In a monumental shift for the UK’s steel production landscape, British Steel is initiating a transformative plan that will phase out traditional blast furnaces at its Scunthorpe facility. This ambitious strategy signals a pivot toward more environmentally responsible manufacturing processes with the introduction of electric arc furnaces (EAFs) – a cleaner, more sustainable alternative. This move also marks the re-emergence of steelmaking activities in Teesside, reigniting the industry in Redcar, where steel production had previously ceased.
The transition from coal-dependent blast furnaces to electric arc furnaces represents a significant reduction in carbon emissions, aligning with global efforts to combat climate change. EAFs utilize clean electricity to recycle scrap steel, thereby diminishing the industry’s carbon footprint. The decision to adopt EAF technology is not just an environmental calculation but also a strategic maneuver to position British Steel at the forefront of green steel production.
The changeover, however, is not without its challenges. Foremost among them is the potential impact on the workforce. The move to EAFs is estimated to significantly reduce the number of required personnel, potentially affecting up to 2,000 jobs. British Steel’s approach to this transition is to maintain blast furnace operations until the new electric furnaces are fully operational, with the goal to commence production in 2025. This timeline offers a buffer to the workforce, potentially delaying job impacts.
Amidst the backdrop of industrial evolution, British Steel is also contending with infrastructure challenges. Current grid connection limitations at Scunthorpe preclude the establishment of a large-scale EAF until at least 2034, prompting the exploration of alternative approaches to meet their production objectives.
The company’s commitment to environmental stewardship is mirrored by government engagement, with reports indicating a prospective £500m support package from the UK government to facilitate this technological upgrade. This financial support is emblematic of the broader economic and political support for green industry transformations.

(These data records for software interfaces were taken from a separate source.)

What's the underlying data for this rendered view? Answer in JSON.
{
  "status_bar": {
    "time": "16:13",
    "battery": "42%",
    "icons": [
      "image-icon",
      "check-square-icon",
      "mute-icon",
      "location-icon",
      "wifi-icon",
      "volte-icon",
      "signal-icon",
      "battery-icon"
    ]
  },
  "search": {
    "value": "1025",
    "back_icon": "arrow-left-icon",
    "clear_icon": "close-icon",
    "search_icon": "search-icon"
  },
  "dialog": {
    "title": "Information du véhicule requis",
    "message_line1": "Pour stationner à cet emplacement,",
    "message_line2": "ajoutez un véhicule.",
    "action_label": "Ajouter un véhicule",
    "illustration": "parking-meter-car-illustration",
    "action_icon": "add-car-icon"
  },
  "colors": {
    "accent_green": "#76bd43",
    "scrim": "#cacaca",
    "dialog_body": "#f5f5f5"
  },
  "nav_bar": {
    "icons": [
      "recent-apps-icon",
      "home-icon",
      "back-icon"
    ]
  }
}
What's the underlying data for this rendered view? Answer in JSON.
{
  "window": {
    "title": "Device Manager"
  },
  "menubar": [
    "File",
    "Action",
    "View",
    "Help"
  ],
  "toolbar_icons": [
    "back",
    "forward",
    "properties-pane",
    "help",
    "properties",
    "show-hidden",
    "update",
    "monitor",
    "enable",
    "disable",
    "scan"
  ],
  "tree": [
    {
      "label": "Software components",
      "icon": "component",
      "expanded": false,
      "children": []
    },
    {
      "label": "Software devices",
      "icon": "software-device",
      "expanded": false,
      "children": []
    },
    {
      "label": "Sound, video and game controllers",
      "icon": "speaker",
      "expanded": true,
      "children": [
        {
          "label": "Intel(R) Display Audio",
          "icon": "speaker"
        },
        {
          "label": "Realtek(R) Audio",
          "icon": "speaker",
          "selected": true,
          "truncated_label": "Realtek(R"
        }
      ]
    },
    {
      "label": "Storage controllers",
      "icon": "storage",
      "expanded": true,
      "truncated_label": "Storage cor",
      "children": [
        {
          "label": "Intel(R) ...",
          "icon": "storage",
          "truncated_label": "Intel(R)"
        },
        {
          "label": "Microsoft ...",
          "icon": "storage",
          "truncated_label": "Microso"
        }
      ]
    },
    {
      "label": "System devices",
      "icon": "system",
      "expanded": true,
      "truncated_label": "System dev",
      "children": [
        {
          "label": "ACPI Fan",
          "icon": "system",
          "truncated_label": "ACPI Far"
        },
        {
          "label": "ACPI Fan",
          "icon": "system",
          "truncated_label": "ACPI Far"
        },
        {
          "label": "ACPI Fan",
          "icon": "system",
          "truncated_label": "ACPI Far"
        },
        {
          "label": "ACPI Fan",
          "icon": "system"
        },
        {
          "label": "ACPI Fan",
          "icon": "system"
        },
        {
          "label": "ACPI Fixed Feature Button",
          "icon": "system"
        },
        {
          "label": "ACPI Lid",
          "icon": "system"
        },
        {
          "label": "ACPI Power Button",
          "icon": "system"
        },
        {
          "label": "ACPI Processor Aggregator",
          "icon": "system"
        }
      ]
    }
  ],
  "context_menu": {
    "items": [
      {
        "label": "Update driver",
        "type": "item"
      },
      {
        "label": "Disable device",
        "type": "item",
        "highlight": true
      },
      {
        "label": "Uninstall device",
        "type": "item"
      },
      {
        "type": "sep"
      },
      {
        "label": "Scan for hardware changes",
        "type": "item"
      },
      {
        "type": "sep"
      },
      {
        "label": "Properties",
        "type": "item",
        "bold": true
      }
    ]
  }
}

The unfolding narrative of British Steel’s transition is not an isolated event but part of a wider trend within the steel sector. Tata Steel, another major player, is also navigating a similar path, though with a different timeline. The comparative approaches of these industry giants underscore the sector’s acknowledgment of the need for innovation in a changing world.
With union consultations forthcoming, the discourse will likely focus on mitigating job losses while also considering the positive implications of investment and modernization in Teesside. As the details of British Steel’s plans crystallize, the implications for the future of steel production and the regional economy are profound, marking a significant step towards a greener industrial future.